## Required action:
Return each of the entries below word for word.

## Source material:

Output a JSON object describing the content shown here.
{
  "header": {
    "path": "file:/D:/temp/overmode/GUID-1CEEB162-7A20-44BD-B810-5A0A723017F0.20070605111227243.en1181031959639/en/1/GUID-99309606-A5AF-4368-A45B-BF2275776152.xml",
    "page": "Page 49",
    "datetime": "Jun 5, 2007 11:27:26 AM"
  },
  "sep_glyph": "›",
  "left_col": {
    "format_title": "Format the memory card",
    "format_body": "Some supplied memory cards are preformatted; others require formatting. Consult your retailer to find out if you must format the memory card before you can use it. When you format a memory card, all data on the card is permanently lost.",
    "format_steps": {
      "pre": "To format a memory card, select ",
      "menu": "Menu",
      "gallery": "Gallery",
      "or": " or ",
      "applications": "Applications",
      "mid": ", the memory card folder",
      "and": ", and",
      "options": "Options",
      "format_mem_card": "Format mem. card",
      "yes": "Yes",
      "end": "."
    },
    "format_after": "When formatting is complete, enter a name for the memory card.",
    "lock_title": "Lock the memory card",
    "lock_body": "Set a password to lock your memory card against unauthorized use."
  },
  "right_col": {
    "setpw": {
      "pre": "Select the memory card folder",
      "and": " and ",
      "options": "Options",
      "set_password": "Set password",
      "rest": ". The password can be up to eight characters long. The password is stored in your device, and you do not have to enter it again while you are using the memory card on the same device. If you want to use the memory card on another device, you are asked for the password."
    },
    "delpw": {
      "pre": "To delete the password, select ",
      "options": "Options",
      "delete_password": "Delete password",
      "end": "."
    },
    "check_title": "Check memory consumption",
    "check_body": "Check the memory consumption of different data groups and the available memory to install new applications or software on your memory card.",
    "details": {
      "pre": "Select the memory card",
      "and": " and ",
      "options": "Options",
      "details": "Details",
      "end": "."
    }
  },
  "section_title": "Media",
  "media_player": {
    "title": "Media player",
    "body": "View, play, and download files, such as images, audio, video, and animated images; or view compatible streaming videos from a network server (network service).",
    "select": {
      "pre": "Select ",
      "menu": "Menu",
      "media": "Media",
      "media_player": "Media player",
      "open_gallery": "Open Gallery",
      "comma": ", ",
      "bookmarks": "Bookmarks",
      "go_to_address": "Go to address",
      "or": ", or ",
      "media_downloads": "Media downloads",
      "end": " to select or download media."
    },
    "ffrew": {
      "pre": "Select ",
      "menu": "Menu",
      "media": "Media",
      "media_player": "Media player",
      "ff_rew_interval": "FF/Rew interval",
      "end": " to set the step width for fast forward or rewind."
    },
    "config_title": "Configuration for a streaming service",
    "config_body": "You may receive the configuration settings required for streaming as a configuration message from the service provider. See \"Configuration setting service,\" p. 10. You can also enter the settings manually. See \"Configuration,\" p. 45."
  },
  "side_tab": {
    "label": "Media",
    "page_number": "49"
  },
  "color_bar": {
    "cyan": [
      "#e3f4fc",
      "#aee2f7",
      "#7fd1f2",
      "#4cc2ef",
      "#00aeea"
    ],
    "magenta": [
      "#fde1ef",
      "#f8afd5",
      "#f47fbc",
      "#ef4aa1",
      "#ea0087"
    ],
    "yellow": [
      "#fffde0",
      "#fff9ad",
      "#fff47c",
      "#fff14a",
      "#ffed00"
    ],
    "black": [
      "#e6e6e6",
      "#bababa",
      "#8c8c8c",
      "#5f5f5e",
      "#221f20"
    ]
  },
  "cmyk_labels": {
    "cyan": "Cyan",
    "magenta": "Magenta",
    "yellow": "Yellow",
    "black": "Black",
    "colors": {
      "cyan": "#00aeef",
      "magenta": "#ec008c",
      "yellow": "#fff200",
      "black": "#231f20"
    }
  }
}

## Solution for this task:
Output a JSON object describing the content shown here.
{
  "header": {
    "path": "file:/D:/temp/overmode/GUID-1CEEB162-7A20-44BD-B810-5A0A723017F0.20070605111227243.en1181031959639/en/1/GUID-99309606-A5AF-4368-A45B-BF2275776152.xml",
    "page": "Page 49",
    "datetime": "Jun 5, 2007 11:27:26 AM"
  },
  "sep_glyph": "›",
  "left_col": {
    "format_title": "Format the memory card",
    "format_body": "Some supplied memory cards are preformatted; others require formatting. Consult your retailer to find out if you must format the memory card before you can use it. When you format a memory card, all data on the card is permanently lost.",
    "format_steps": {
      "pre": "To format a memory card, select ",
      "menu": "Menu",
      "gallery": "Gallery",
      "or": " or ",
      "applications": "Applications",
      "mid": ", the memory card folder",
      "and": ", and",
      "options": "Options",
      "format_mem_card": "Format mem. card",
      "yes": "Yes",
      "end": "."
    },
    "format_after": "When formatting is complete, enter a name for the memory card.",
    "lock_title": "Lock the memory card",
    "lock_body": "Set a password to lock your memory card against unauthorized use."
  },
  "right_col": {
    "setpw": {
      "pre": "Select the memory card folder",
      "and": " and ",
      "options": "Options",
      "set_password": "Set password",
      "rest": ". The password can be up to eight characters long. The password is stored in your device, and you do not have to enter it again while you are using the memory card on the same device. If you want to use the memory card on another device, you are asked for the password."
    },
    "delpw": {
      "pre": "To delete the password, select ",
      "options": "Options",
      "delete_password": "Delete password",
      "end": "."
    },
    "check_title": "Check memory consumption",
    "check_body": "Check the memory consumption of different data groups and the available memory to install new applications or software on your memory card.",
    "details": {
      "pre": "Select the memory card",
      "and": " and ",
      "options": "Options",
      "details": "Details",
      "end": "."
    }
  },
  "section_title": "Media",
  "media_player": {
    "title": "Media player",
    "body": "View, play, and download files, such as images, audio, video, and animated images; or view compatible streaming videos from a network server (network service).",
    "select": {
      "pre": "Select ",
      "menu": "Menu",
      "media": "Media",
      "media_player": "Media player",
      "open_gallery": "Open Gallery",
      "comma": ", ",
      "bookmarks": "Bookmarks",
      "go_to_address": "Go to address",
      "or": ", or ",
      "media_downloads": "Media downloads",
      "end": " to select or download media."
    },
    "ffrew": {
      "pre": "Select ",
      "menu": "Menu",
      "media": "Media",
      "media_player": "Media player",
      "ff_rew_interval": "FF/Rew interval",
      "end": " to set the step width for fast forward or rewind."
    },
    "config_title": "Configuration for a streaming service",
    "config_body": "You may receive the configuration settings required for streaming as a configuration message from the service provider. See \"Configuration setting service,\" p. 10. You can also enter the settings manually. See \"Configuration,\" p. 45."
  },
  "side_tab": {
    "label": "Media",
    "page_number": "49"
  },
  "color_bar": {
    "cyan": [
      "#e3f4fc",
      "#aee2f7",
      "#7fd1f2",
      "#4cc2ef",
      "#00aeea"
    ],
    "magenta": [
      "#fde1ef",
      "#f8afd5",
      "#f47fbc",
      "#ef4aa1",
      "#ea0087"
    ],
    "yellow": [
      "#fffde0",
      "#fff9ad",
      "#fff47c",
      "#fff14a",
      "#ffed00"
    ],
    "black": [
      "#e6e6e6",
      "#bababa",
      "#8c8c8c",
      "#5f5f5e",
      "#221f20"
    ]
  },
  "cmyk_labels": {
    "cyan": "Cyan",
    "magenta": "Magenta",
    "yellow": "Yellow",
    "black": "Black",
    "colors": {
      "cyan": "#00aeef",
      "magenta": "#ec008c",
      "yellow": "#fff200",
      "black": "#231f20"
    }
  }
}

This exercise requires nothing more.